(Web page and app entries)

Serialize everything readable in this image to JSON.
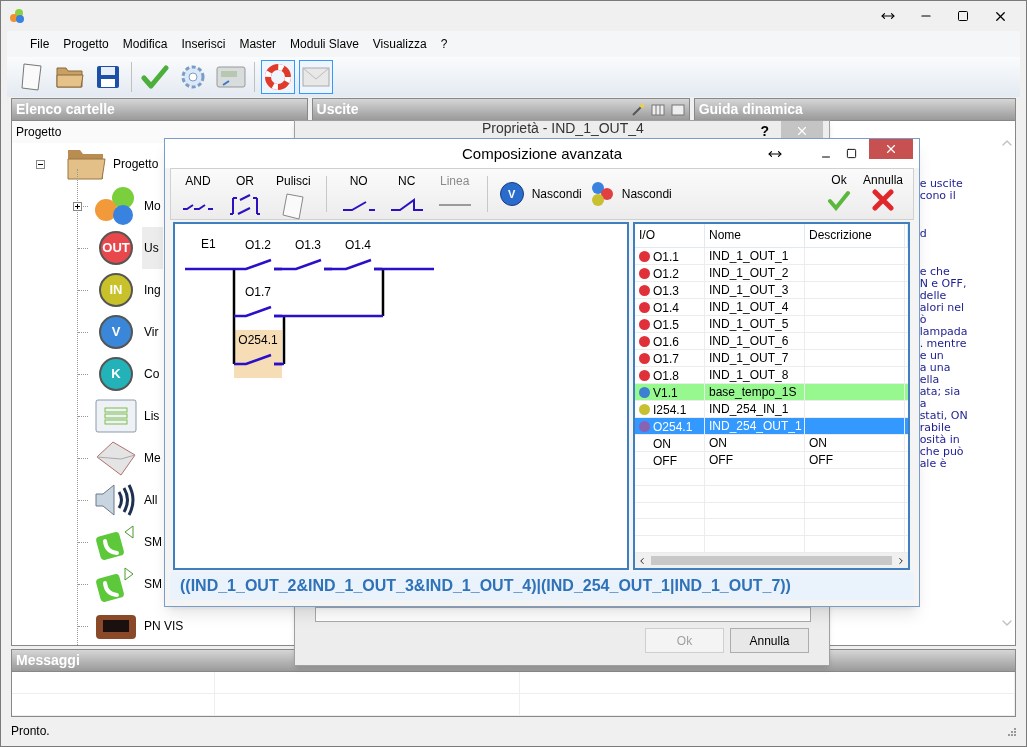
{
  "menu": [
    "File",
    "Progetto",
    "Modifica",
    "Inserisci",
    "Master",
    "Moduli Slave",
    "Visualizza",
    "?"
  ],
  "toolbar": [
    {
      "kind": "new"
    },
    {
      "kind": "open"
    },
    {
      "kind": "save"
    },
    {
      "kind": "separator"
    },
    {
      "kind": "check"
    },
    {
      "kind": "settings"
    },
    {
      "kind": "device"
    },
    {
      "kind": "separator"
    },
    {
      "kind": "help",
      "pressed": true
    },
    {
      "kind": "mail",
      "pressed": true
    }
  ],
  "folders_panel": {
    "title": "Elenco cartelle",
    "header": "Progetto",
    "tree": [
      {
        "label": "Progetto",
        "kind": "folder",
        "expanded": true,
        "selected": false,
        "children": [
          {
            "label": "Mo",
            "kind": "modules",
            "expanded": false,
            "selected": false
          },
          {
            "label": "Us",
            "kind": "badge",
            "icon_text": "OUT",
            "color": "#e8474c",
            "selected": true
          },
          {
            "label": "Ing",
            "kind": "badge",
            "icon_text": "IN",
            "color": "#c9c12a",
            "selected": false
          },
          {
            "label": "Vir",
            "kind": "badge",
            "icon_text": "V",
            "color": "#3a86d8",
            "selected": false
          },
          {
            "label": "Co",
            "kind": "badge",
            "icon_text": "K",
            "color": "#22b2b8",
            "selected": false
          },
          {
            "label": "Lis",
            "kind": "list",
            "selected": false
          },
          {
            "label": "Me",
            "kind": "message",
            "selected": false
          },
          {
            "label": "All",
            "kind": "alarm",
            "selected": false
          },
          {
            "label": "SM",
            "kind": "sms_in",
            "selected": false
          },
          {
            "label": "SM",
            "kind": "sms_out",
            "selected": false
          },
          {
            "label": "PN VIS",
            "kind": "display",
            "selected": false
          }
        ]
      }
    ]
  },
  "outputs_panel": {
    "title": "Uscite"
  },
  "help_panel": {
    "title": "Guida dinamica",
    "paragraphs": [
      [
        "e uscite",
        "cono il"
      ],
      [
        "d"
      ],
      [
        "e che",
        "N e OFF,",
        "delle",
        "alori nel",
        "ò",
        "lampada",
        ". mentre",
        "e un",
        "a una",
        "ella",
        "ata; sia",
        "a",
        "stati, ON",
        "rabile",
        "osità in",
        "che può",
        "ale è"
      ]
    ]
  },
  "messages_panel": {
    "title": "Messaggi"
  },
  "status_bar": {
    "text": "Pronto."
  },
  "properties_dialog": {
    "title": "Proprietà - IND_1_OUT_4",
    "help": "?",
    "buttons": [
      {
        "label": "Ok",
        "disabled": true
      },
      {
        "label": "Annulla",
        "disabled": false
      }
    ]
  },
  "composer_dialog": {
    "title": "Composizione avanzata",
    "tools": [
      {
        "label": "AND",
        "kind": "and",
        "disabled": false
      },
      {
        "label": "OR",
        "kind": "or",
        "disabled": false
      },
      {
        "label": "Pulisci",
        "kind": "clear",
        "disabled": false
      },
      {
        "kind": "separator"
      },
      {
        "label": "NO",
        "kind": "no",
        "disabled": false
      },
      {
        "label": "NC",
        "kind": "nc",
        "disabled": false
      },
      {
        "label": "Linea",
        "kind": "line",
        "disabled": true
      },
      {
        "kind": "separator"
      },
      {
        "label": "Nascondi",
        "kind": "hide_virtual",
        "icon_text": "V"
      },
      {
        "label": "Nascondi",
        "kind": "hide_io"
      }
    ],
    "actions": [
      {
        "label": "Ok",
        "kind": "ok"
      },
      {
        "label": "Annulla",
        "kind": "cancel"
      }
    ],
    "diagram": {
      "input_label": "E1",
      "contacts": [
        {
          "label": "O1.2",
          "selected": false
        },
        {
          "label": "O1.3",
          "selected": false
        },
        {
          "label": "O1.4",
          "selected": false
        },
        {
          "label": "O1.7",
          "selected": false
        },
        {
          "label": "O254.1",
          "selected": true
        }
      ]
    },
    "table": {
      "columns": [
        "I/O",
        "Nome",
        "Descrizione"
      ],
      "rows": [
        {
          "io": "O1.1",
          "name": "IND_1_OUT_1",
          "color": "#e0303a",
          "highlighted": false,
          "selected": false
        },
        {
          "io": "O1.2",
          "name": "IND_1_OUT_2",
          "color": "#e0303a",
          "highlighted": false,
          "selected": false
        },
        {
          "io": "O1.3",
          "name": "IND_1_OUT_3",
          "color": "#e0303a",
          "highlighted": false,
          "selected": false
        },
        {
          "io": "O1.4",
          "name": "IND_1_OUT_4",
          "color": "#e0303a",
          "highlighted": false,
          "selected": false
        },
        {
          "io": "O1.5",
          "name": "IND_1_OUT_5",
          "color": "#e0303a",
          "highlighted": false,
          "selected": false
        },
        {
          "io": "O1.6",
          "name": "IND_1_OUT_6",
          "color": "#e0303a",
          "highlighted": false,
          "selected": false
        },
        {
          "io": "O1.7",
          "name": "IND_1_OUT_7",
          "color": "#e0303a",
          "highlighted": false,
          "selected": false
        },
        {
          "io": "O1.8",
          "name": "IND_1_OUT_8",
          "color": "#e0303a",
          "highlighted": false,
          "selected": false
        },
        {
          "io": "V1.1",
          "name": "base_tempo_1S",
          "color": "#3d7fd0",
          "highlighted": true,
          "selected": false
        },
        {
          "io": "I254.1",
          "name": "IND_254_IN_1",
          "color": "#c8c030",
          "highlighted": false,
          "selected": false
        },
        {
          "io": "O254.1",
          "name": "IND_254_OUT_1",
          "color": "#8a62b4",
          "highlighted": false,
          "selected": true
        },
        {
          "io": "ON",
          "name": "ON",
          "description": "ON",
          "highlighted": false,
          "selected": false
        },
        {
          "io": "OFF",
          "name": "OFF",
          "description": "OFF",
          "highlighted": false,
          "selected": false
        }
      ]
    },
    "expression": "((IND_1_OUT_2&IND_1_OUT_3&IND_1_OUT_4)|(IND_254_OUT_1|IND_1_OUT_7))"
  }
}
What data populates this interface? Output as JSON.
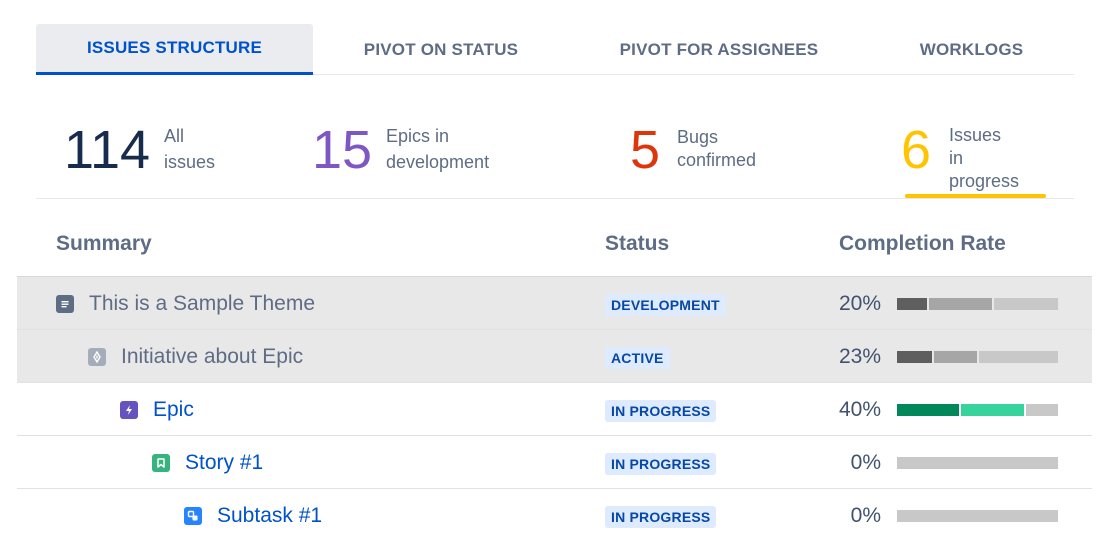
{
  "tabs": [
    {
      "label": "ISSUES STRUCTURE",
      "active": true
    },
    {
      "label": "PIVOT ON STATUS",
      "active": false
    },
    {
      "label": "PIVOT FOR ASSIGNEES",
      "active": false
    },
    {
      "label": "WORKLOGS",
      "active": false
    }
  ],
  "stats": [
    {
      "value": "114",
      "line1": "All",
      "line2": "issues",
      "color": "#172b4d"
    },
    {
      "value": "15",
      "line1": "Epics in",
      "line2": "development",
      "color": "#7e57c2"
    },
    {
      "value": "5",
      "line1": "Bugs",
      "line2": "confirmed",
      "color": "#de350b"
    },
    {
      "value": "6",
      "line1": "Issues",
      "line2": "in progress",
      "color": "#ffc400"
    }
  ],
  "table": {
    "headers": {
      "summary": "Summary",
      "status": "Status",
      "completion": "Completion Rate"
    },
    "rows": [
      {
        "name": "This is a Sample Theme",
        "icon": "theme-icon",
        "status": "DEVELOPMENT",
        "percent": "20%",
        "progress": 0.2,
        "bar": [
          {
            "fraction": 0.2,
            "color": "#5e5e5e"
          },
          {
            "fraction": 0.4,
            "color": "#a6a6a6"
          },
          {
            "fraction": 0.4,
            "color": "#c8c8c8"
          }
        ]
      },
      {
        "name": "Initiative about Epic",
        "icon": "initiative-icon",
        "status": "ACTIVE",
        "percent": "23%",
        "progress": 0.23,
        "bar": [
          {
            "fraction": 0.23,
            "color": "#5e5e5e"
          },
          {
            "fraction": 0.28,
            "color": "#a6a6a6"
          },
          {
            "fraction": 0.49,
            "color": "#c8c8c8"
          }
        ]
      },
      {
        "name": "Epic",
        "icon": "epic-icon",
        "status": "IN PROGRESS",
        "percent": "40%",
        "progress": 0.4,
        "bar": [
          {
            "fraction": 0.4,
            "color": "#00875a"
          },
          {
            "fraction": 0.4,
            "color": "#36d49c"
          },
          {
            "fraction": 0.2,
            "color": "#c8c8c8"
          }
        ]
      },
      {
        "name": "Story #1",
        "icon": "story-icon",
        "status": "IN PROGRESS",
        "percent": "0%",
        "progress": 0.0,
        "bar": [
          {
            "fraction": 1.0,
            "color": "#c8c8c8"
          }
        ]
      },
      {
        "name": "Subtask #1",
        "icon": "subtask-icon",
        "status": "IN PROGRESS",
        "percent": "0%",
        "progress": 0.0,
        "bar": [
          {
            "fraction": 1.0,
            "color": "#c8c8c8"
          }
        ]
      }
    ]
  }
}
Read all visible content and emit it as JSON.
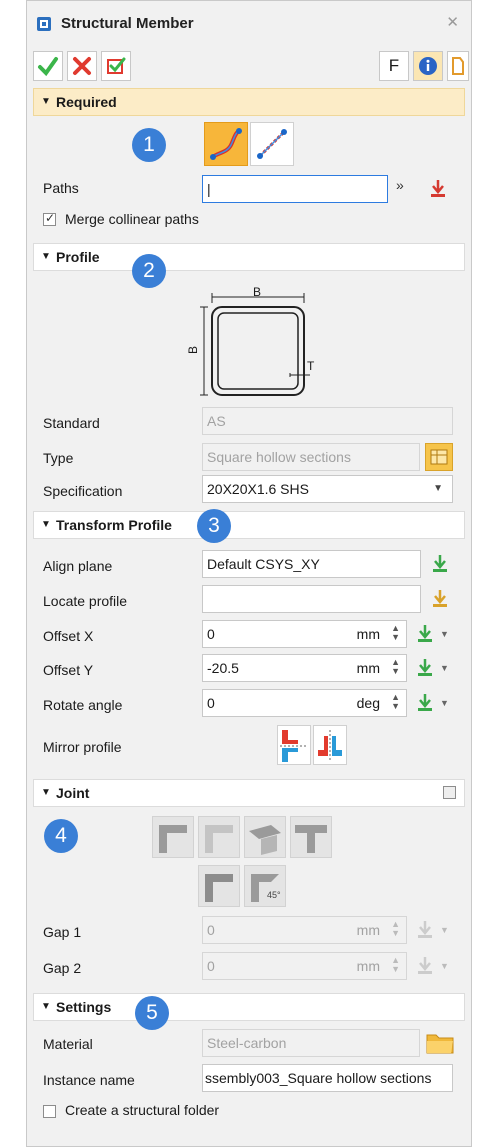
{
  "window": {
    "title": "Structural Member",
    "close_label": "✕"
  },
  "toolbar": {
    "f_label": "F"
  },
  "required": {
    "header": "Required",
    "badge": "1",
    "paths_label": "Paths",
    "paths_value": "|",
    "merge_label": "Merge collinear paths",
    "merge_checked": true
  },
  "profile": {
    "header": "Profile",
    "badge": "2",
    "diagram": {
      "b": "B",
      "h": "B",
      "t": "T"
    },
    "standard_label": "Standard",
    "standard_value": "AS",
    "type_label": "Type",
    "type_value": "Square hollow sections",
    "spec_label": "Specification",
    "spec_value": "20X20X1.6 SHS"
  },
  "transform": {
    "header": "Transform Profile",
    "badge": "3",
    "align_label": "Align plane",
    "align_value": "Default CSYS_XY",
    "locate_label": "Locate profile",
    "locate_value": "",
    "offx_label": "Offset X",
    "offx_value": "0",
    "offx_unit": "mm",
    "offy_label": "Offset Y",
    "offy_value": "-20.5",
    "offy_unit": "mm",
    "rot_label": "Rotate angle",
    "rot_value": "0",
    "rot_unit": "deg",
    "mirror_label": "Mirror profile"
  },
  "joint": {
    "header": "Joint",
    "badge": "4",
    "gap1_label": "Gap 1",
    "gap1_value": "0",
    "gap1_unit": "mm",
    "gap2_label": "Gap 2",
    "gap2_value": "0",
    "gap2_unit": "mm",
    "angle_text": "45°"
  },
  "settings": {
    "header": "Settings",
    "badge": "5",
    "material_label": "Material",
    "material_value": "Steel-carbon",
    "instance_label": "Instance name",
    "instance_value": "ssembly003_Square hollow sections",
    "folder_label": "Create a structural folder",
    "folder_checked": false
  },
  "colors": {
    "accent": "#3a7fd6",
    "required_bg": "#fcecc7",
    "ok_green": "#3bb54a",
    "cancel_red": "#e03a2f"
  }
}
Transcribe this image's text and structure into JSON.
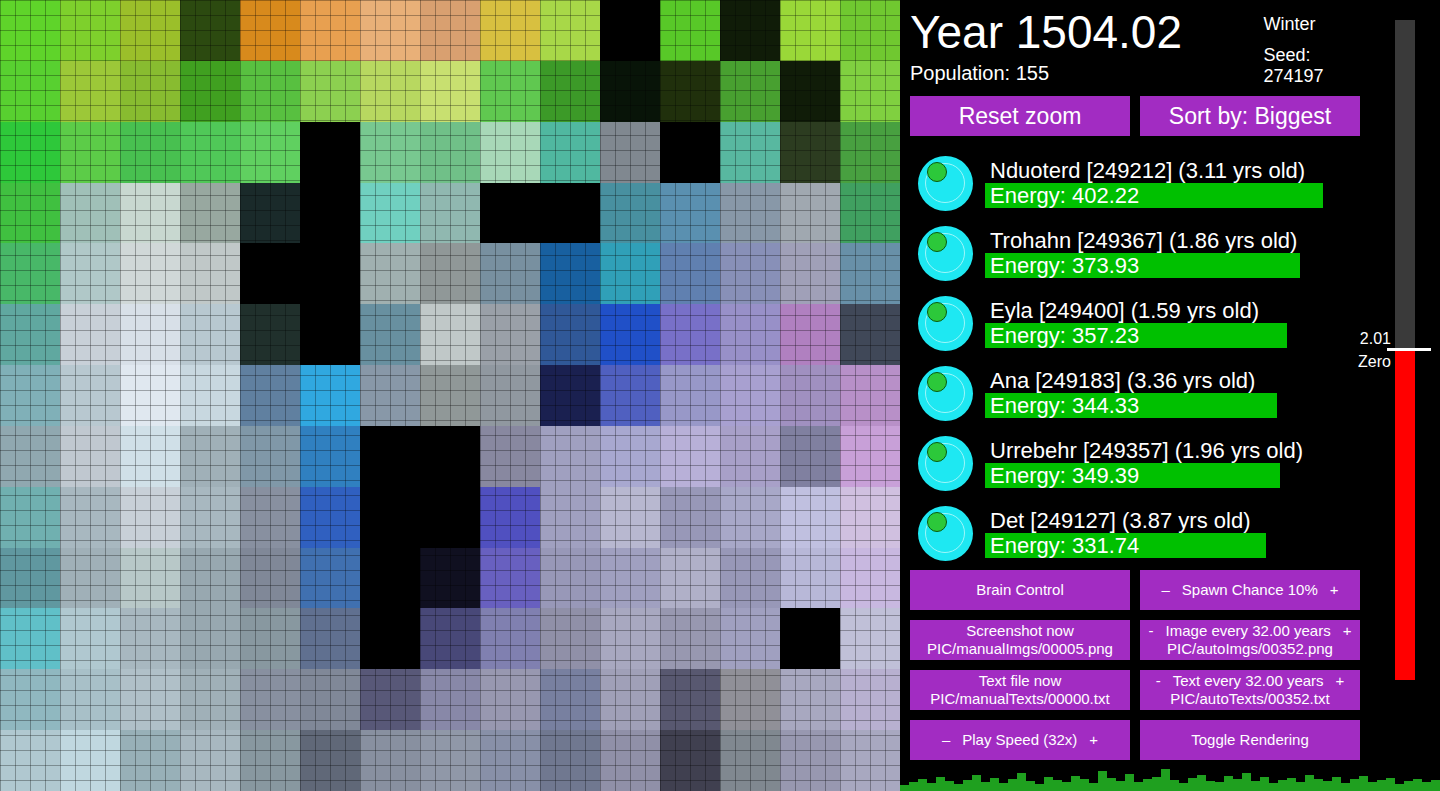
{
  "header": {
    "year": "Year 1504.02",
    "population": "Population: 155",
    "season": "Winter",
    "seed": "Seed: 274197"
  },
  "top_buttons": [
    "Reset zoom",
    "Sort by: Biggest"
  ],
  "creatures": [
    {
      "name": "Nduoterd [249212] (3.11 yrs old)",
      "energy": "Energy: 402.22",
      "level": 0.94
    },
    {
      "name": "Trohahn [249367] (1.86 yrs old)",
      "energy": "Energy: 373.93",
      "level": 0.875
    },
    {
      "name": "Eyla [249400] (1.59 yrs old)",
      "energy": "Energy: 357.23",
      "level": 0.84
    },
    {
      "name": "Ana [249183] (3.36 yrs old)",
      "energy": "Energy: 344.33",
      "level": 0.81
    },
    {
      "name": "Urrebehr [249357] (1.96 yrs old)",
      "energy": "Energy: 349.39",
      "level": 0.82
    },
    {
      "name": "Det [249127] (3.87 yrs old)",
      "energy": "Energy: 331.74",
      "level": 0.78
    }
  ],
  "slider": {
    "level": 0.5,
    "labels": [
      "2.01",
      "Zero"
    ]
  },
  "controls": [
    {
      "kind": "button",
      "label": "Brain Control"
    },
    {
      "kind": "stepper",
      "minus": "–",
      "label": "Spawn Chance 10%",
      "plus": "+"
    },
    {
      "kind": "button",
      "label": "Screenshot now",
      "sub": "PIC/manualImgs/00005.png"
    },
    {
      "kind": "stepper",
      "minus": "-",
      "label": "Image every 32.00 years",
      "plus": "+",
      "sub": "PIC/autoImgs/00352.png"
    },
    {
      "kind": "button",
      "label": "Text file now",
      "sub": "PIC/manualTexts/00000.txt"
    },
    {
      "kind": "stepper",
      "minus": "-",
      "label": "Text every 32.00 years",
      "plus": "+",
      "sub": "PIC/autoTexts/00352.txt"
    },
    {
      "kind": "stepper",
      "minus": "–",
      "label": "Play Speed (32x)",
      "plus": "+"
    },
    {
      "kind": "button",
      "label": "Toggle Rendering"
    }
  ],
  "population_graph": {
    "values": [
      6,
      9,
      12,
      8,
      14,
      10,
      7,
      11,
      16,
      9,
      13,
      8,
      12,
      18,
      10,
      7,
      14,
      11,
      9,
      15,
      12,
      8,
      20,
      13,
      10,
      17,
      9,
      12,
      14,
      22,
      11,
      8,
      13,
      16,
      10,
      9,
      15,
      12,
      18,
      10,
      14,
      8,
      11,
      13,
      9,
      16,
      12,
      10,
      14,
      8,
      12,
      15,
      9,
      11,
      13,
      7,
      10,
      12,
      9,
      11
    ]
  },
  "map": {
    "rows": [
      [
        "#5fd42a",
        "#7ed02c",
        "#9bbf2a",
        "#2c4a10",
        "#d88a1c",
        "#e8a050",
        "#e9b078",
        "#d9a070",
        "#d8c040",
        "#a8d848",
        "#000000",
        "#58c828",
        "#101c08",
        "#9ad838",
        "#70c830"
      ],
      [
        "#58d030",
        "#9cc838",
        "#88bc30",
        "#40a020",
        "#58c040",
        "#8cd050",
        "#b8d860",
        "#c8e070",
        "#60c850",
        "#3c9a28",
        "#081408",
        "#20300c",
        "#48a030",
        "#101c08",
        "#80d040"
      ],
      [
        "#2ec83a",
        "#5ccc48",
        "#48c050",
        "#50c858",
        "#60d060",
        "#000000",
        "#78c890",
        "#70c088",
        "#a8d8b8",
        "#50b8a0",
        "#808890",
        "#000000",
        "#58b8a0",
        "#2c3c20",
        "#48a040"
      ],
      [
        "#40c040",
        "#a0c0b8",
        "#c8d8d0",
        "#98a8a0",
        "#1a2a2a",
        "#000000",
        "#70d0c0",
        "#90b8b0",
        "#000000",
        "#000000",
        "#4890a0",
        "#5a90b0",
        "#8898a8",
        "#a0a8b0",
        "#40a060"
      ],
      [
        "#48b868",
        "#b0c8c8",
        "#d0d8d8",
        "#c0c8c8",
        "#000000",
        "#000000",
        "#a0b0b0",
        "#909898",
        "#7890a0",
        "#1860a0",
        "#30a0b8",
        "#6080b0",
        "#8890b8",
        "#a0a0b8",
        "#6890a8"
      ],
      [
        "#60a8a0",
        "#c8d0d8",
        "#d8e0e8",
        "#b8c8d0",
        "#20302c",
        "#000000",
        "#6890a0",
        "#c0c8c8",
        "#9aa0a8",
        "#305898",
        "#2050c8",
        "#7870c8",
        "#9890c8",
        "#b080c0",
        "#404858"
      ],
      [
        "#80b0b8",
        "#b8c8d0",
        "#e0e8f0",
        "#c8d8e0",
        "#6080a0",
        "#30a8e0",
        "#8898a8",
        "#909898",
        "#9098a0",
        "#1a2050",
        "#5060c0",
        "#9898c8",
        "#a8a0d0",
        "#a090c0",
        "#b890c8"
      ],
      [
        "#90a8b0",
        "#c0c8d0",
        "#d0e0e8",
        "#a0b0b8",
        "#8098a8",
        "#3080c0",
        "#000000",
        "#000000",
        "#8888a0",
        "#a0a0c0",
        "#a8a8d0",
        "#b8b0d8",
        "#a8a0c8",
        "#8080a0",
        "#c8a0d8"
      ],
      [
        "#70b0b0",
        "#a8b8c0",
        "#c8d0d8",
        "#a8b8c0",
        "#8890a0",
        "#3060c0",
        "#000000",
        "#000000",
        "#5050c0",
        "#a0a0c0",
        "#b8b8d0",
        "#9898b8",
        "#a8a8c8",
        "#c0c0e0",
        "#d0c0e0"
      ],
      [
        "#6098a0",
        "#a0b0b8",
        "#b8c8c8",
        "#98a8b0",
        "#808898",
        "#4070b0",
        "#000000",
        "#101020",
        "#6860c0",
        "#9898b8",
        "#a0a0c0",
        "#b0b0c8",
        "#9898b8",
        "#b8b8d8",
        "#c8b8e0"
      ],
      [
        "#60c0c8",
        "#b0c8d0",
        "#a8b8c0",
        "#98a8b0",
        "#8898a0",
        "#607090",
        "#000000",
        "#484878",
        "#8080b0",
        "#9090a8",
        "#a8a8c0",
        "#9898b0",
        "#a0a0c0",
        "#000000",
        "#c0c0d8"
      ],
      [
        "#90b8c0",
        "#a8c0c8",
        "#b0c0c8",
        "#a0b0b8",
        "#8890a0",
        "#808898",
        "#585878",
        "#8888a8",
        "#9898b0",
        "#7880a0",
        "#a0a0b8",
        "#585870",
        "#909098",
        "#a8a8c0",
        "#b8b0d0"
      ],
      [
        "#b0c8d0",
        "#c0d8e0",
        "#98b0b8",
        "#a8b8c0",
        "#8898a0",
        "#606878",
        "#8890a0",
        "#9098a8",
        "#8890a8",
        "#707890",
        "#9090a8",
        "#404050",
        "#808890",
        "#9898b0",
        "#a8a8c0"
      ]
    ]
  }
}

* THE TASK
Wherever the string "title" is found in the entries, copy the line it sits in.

* COMPLETED EXERCISE
    "title": "Elenco cartelle",
    "title": "Uscite"
    "title": "Guida dinamica",
    "title": "Messaggi"
    "title": "Proprietà - IND_1_OUT_4",
    "title": "Composizione avanzata",
    "title": "Structural Member",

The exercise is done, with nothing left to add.